In essence, I certainly believe that platform companies will hold an advantage. However, I also believe that organizations will still need to establish central data and content repositories by using tools like Customer Data Platforms or Data Warehouses. All-in-one platforms will provide these as well.

If I were to place a bet, I'd wager that the winners will be open platforms offering the best core services, including a shared data and content layer, coupled with the capability to integrate best-of-breed solutions.

To be more granular, I'd bet on this:

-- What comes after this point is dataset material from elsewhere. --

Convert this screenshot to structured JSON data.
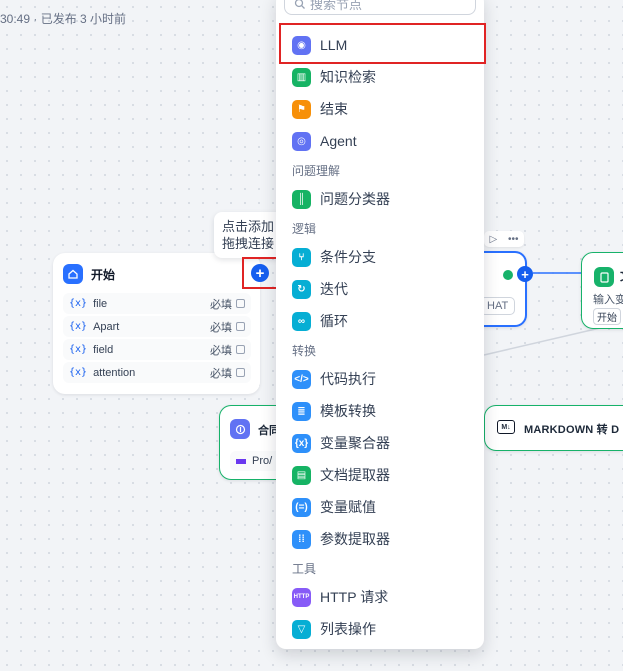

  • Every enterprise martech stack demands custom integrations and point solutions. Since all-in-one solutions are always partial solutions, there will always be a place for point solutions.
  • All-in-one platforms will offer essential content and data services, such as a Customer Data Platform (CDP). Smaller point solutions will integrate with these core services and add more features on top of them. The all-in-one platforms will organize these point solutions in marketplaces.
  • Almost all large organizations will need to invest in central content and data stores to harness the potential of their content and data. Central content and data stores will become a critical component of every martech stack.
  • AI will accelerate the need to establish those central content and data stores.
  • Both point solutions and all-in-one platforms must be open and easy to integrate, without requiring developer support.
  • Digital experience analytics, customer journey orchestration, content marketing, digital experience creation and personalization are growing and long-lasting trends. However, in the next 10 years, these categories will undergo a transformation, adopting an AI-first approach.
  • AI will lead to an expansion, not a reduction, of the marketing technology industry. Scott Brinker's infographic will grow bigger, not smaller. I'm betting on Option C.

This leads us nicely into discussing Acquia's strategy. I'll share more about our strategy in my next blog post.

Update: Scott Brinker, who I mentioned above, contributed to the conversation, sparking further discussion.

— Dries Buytaert

4 min read time